I feel as ambivalent about blog numbers as I do about achievement data. I've read some passionate, articulate thinking on education issues from virtually unknown teachers--and found some pieces with thousands of re-tweets shallow and poorly written. What feeds me is reading. All kinds of reading.
December 2013 Archives
Courtney, a HS junior, after her class saw "12 Years a Slave:" If we don't learn about how terrible these events really were, how can we learn FROM those events and do things differently? We have to face the history so we can face ourselves and hopefully make America and the world a better place.
What I find disheartening is the gearing up of the Faux War on Christmas, using public schools as staging ground for stirring up unnecessary and phony conflict. Getting all huffy about greetings, menorahs and nativity scenes feels like uncivil, bullying behavior, something we shouldn't be gleefully modeling for students.

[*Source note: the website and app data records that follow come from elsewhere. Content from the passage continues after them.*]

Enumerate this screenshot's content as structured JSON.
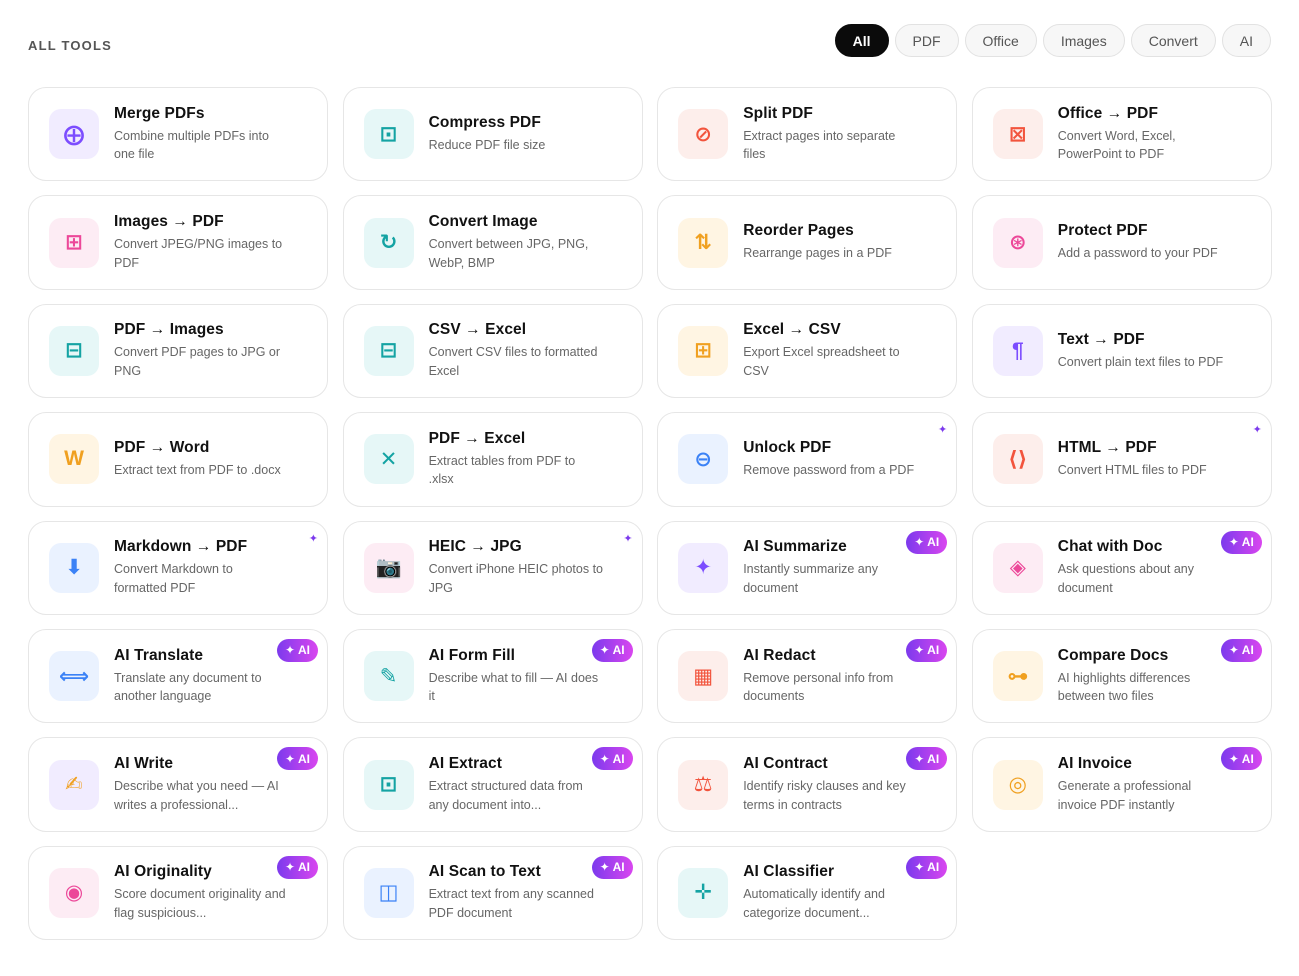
{
  "section_title": "ALL TOOLS",
  "filters": [
    "All",
    "PDF",
    "Office",
    "Images",
    "Convert",
    "AI"
  ],
  "active_filter": "All",
  "ai_badge_label": "✦ AI",
  "new_mark": "✦",
  "tools": [
    {
      "title": "Merge PDFs",
      "desc": "Combine multiple PDFs into one file",
      "icon": "⨁",
      "icon_name": "merge-icon",
      "icon_color": "#7c4dff",
      "icon_bg": "#f1ecff"
    },
    {
      "title": "Compress PDF",
      "desc": "Reduce PDF file size",
      "icon": "⊡",
      "icon_name": "compress-icon",
      "icon_color": "#14a3a3",
      "icon_bg": "#e6f7f7"
    },
    {
      "title": "Split PDF",
      "desc": "Extract pages into separate files",
      "icon": "⊘",
      "icon_name": "split-icon",
      "icon_color": "#f2543d",
      "icon_bg": "#fdeeeb"
    },
    {
      "title": "Office → PDF",
      "desc": "Convert Word, Excel, PowerPoint to PDF",
      "icon": "⊠",
      "icon_name": "office-icon",
      "icon_color": "#f2543d",
      "icon_bg": "#fdeeeb"
    },
    {
      "title": "Images → PDF",
      "desc": "Convert JPEG/PNG images to PDF",
      "icon": "⊞",
      "icon_name": "images-icon",
      "icon_color": "#ec4899",
      "icon_bg": "#fdecf4"
    },
    {
      "title": "Convert Image",
      "desc": "Convert between JPG, PNG, WebP, BMP",
      "icon": "↻",
      "icon_name": "refresh-icon",
      "icon_color": "#14a3a3",
      "icon_bg": "#e6f7f7"
    },
    {
      "title": "Reorder Pages",
      "desc": "Rearrange pages in a PDF",
      "icon": "⇅",
      "icon_name": "reorder-icon",
      "icon_color": "#f0a020",
      "icon_bg": "#fff5e3"
    },
    {
      "title": "Protect PDF",
      "desc": "Add a password to your PDF",
      "icon": "⊛",
      "icon_name": "lock-icon",
      "icon_color": "#ec4899",
      "icon_bg": "#fdecf4"
    },
    {
      "title": "PDF → Images",
      "desc": "Convert PDF pages to JPG or PNG",
      "icon": "⊟",
      "icon_name": "image-frame-icon",
      "icon_color": "#14a3a3",
      "icon_bg": "#e6f7f7"
    },
    {
      "title": "CSV → Excel",
      "desc": "Convert CSV files to formatted Excel",
      "icon": "⊟",
      "icon_name": "spreadsheet-icon",
      "icon_color": "#14a3a3",
      "icon_bg": "#e6f7f7"
    },
    {
      "title": "Excel → CSV",
      "desc": "Export Excel spreadsheet to CSV",
      "icon": "⊞",
      "icon_name": "table-icon",
      "icon_color": "#f0a020",
      "icon_bg": "#fff5e3"
    },
    {
      "title": "Text → PDF",
      "desc": "Convert plain text files to PDF",
      "icon": "¶",
      "icon_name": "text-icon",
      "icon_color": "#7c4dff",
      "icon_bg": "#f1ecff"
    },
    {
      "title": "PDF → Word",
      "desc": "Extract text from PDF to .docx",
      "icon": "W",
      "icon_name": "word-icon",
      "icon_color": "#f0a020",
      "icon_bg": "#fff5e3"
    },
    {
      "title": "PDF → Excel",
      "desc": "Extract tables from PDF to .xlsx",
      "icon": "✕",
      "icon_name": "excel-icon",
      "icon_color": "#14a3a3",
      "icon_bg": "#e6f7f7"
    },
    {
      "title": "Unlock PDF",
      "desc": "Remove password from a PDF",
      "icon": "⊖",
      "icon_name": "unlock-icon",
      "icon_color": "#3b82f6",
      "icon_bg": "#eaf2ff",
      "new": true
    },
    {
      "title": "HTML → PDF",
      "desc": "Convert HTML files to PDF",
      "icon": "⟨⟩",
      "icon_name": "code-icon",
      "icon_color": "#f2543d",
      "icon_bg": "#fdeeeb",
      "new": true
    },
    {
      "title": "Markdown → PDF",
      "desc": "Convert Markdown to formatted PDF",
      "icon": "⬇",
      "icon_name": "download-icon",
      "icon_color": "#3b82f6",
      "icon_bg": "#eaf2ff",
      "new": true
    },
    {
      "title": "HEIC → JPG",
      "desc": "Convert iPhone HEIC photos to JPG",
      "icon": "📷",
      "icon_name": "camera-icon",
      "icon_color": "#555555",
      "icon_bg": "#fdecf4",
      "new": true
    },
    {
      "title": "AI Summarize",
      "desc": "Instantly summarize any document",
      "icon": "✦",
      "icon_name": "sparkle-icon",
      "icon_color": "#7c4dff",
      "icon_bg": "#f1ecff",
      "ai": true
    },
    {
      "title": "Chat with Doc",
      "desc": "Ask questions about any document",
      "icon": "◈",
      "icon_name": "chat-icon",
      "icon_color": "#ec4899",
      "icon_bg": "#fdecf4",
      "ai": true
    },
    {
      "title": "AI Translate",
      "desc": "Translate any document to another language",
      "icon": "⟺",
      "icon_name": "translate-icon",
      "icon_color": "#3b82f6",
      "icon_bg": "#eaf2ff",
      "ai": true
    },
    {
      "title": "AI Form Fill",
      "desc": "Describe what to fill — AI does it",
      "icon": "✎",
      "icon_name": "pencil-icon",
      "icon_color": "#14a3a3",
      "icon_bg": "#e6f7f7",
      "ai": true
    },
    {
      "title": "AI Redact",
      "desc": "Remove personal info from documents",
      "icon": "▦",
      "icon_name": "redact-icon",
      "icon_color": "#f2543d",
      "icon_bg": "#fdeeeb",
      "ai": true
    },
    {
      "title": "Compare Docs",
      "desc": "AI highlights differences between two files",
      "icon": "⊶",
      "icon_name": "compare-icon",
      "icon_color": "#f0a020",
      "icon_bg": "#fff5e3",
      "ai": true
    },
    {
      "title": "AI Write",
      "desc": "Describe what you need — AI writes a professional...",
      "icon": "✍",
      "icon_name": "write-icon",
      "icon_color": "#f0a020",
      "icon_bg": "#f1ecff",
      "ai": true
    },
    {
      "title": "AI Extract",
      "desc": "Extract structured data from any document into...",
      "icon": "⊡",
      "icon_name": "extract-icon",
      "icon_color": "#14a3a3",
      "icon_bg": "#e6f7f7",
      "ai": true
    },
    {
      "title": "AI Contract",
      "desc": "Identify risky clauses and key terms in contracts",
      "icon": "⚖",
      "icon_name": "scales-icon",
      "icon_color": "#f2543d",
      "icon_bg": "#fdeeeb",
      "ai": true
    },
    {
      "title": "AI Invoice",
      "desc": "Generate a professional invoice PDF instantly",
      "icon": "◎",
      "icon_name": "invoice-icon",
      "icon_color": "#f0a020",
      "icon_bg": "#fff5e3",
      "ai": true
    },
    {
      "title": "AI Originality",
      "desc": "Score document originality and flag suspicious...",
      "icon": "◉",
      "icon_name": "target-icon",
      "icon_color": "#ec4899",
      "icon_bg": "#fdecf4",
      "ai": true
    },
    {
      "title": "AI Scan to Text",
      "desc": "Extract text from any scanned PDF document",
      "icon": "◫",
      "icon_name": "scan-icon",
      "icon_color": "#3b82f6",
      "icon_bg": "#eaf2ff",
      "ai": true
    },
    {
      "title": "AI Classifier",
      "desc": "Automatically identify and categorize document...",
      "icon": "✛",
      "icon_name": "classifier-icon",
      "icon_color": "#14a3a3",
      "icon_bg": "#e6f7f7",
      "ai": true
    }
  ]
}
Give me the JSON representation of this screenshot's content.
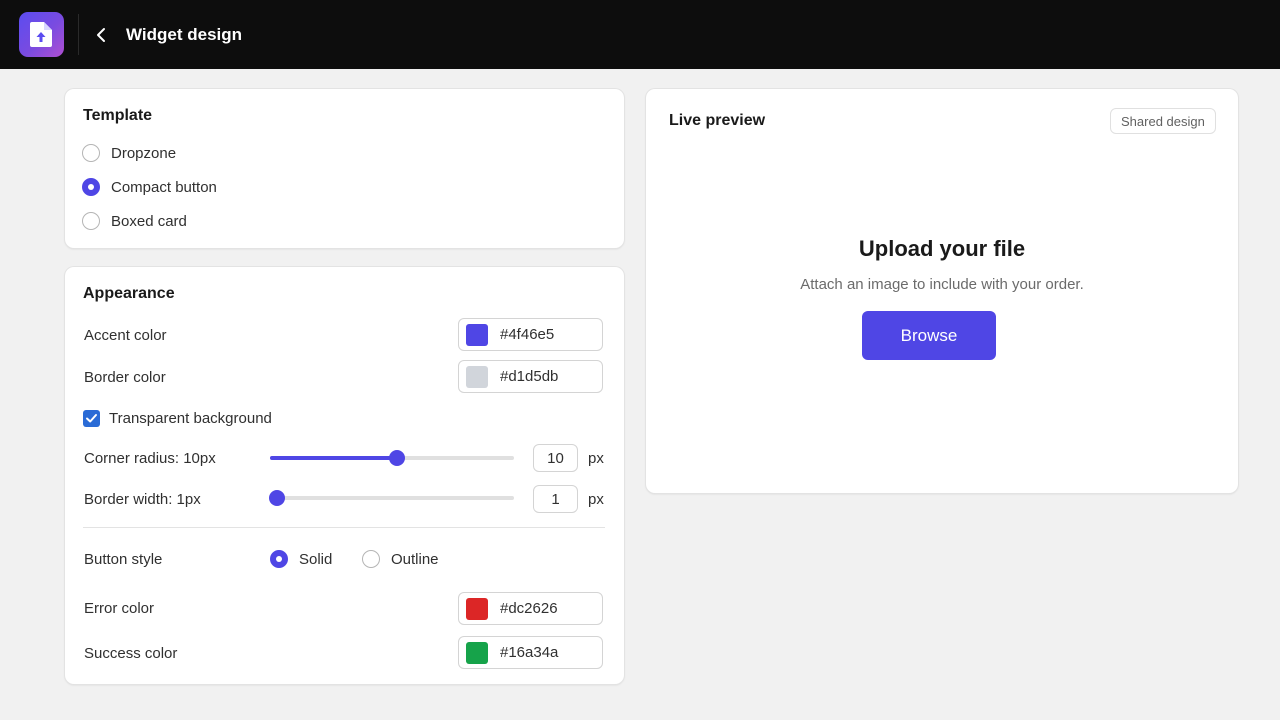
{
  "header": {
    "title": "Widget design",
    "icon": "file-upload-icon",
    "back_icon": "chevron-left-icon"
  },
  "template": {
    "title": "Template",
    "options": [
      {
        "label": "Dropzone",
        "checked": false
      },
      {
        "label": "Compact button",
        "checked": true
      },
      {
        "label": "Boxed card",
        "checked": false
      }
    ]
  },
  "appearance": {
    "title": "Appearance",
    "accent": {
      "label": "Accent color",
      "value": "#4f46e5"
    },
    "border": {
      "label": "Border color",
      "value": "#d1d5db"
    },
    "transparent_bg": {
      "label": "Transparent background",
      "checked": true
    },
    "corner_radius": {
      "label": "Corner radius:  10px",
      "value": "10",
      "unit": "px",
      "fraction": 0.52
    },
    "border_width": {
      "label": "Border width:  1px",
      "value": "1",
      "unit": "px",
      "fraction": 0.03
    },
    "button_style": {
      "label": "Button style",
      "options": [
        {
          "label": "Solid",
          "checked": true
        },
        {
          "label": "Outline",
          "checked": false
        }
      ]
    },
    "error": {
      "label": "Error color",
      "value": "#dc2626"
    },
    "success": {
      "label": "Success color",
      "value": "#16a34a"
    }
  },
  "preview": {
    "title": "Live preview",
    "badge": "Shared design",
    "upload_title": "Upload your file",
    "upload_subtitle": "Attach an image to include with your order.",
    "button_label": "Browse",
    "button_color": "#4f46e5"
  }
}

Flunked. Held back. Retained. It's failure, no matter what you call it. Imposed by adults, some of whom honestly believe they're instituting a kind of academic tough love--or at least, raising collective achievement data. Suffered by children who struggle with learning, for any one of a galaxy of reasons. And a call that should be made by teachers and parents, not at the statehouse.